This section presents the various categories of reserved names and some rationale for their reservations. At the end is a set of rules to follow that can steer your programs clear of any reserved names.
Most implementations provide more headers, but a strictly conforming 1990 ISO/IEC C program can only use the ones listed.
Other standards disagree slightly regarding the contents of some of these headers. For example, POSIX (IEEE 1003.1) specifies that fdopen is declared in stdio.h. To allow these two standards to coexist, POSIX requires the macro _POSIX_SOURCE to be #defined prior to the inclusion of any header to guarantee that these additional names exist. The X/Open Portability Guide also uses this macro scheme for its extensions. X/Open’s macro is _XOPEN_SOURCE.
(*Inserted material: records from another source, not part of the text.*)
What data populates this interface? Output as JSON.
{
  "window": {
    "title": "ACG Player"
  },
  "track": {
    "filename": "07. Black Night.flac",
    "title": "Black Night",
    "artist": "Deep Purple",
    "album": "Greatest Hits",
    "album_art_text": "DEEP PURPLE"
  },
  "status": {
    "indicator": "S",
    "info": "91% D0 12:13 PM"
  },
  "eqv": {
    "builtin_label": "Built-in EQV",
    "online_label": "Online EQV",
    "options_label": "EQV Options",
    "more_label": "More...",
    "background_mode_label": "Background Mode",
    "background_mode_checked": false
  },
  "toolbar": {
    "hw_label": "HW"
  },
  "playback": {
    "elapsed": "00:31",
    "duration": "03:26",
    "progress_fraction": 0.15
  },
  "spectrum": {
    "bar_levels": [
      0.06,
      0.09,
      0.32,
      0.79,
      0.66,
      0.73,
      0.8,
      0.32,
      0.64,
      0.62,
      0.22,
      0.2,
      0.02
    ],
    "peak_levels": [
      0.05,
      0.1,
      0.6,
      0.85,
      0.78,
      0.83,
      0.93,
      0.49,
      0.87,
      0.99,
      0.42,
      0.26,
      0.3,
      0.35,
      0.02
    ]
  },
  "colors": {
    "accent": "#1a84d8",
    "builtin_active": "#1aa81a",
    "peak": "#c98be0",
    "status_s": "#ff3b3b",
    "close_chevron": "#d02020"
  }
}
ISO C requires the standard headers to be both self-sufficient and idempotent. No standard header needs any other header to be #included before or after it, and each standard header can be #included more than once without causing problems. The Standard also requires that its headers be #included only in safe contexts, so that the names used in the headers are guaranteed to remain unchanged.
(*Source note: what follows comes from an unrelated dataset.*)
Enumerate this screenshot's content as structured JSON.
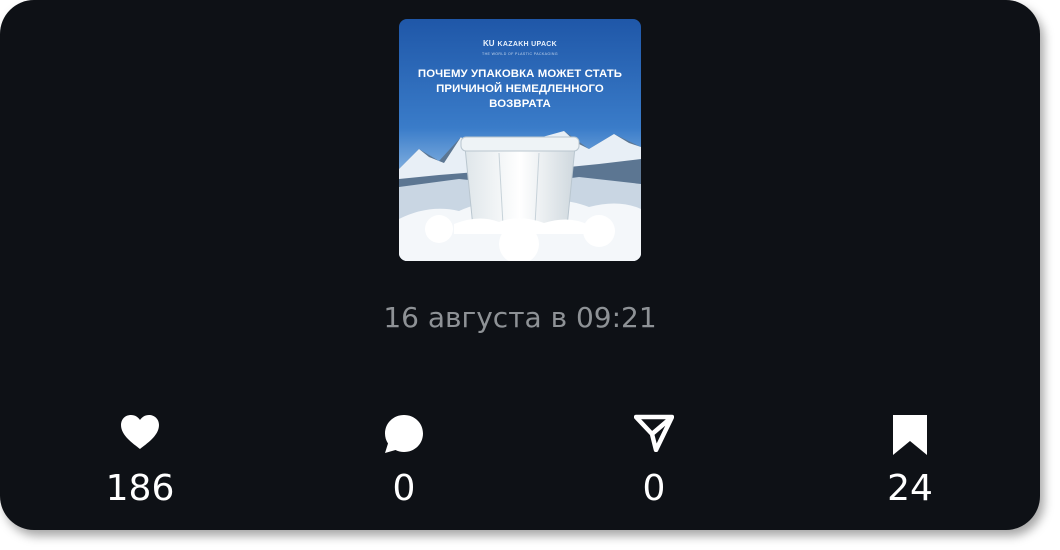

The ISO C standard places further restrictions on implementations regarding their libraries. In the past, most programmers avoided using names like read and write for their own functions on UNIX Systems. ISO C requires that only names reserved by the standard be introduced by references within the implementation.
Thus, the standard reserves a subset of all possible names for implementations to use. This class of names consists of identifiers that begin with an underscore and continue with either another underscore or a capital letter. The class of names contains all names matching the following regular expression:
Strictly speaking, if your program uses such an identifier, its behavior is undefined. Thus, programs using _POSIX_SOURCE (or _XOPEN_SOURCE) have undefined behavior.
However, undefined behavior is a matter of degree. If, in a POSIX-conforming implementation you use _POSIX_SOURCE, your program’s undefined behavior consists of certain additional names in certain headers, and your program still conforms to an accepted standard. This deliberate loophole in the ISO C standard allows implementations to conform to seemingly incompatible specifications. On the other hand, an implementation that does not conform to the POSIX standard is free to behave in any manner when encountering a name such as _POSIX_SOURCE.
The standard also reserves all other names that begin with an underscore for use in header files as regular file scope identifiers and as tags for structures and unions, but not in local scopes. The common practice of having functions named _filbuf and _doprnt to implement hidden parts of the library is allowed.
In this list, names that begin with a capital letter are macros and are reserved only when the associated header is included. The rest of the names designate functions and cannot be used to name any global objects or functions.
#include all system headers at the top of your source files (except possibly after a #define of _POSIX_SOURCE or _XOPEN_SOURCE, or both).
Do not define or declare any names that begin with an underscore.
Use an underscore or a capital letter somewhere within the first few characters of all file scope tags and regular names. Beware of the va_ prefix found in stdarg.h or varargs.h.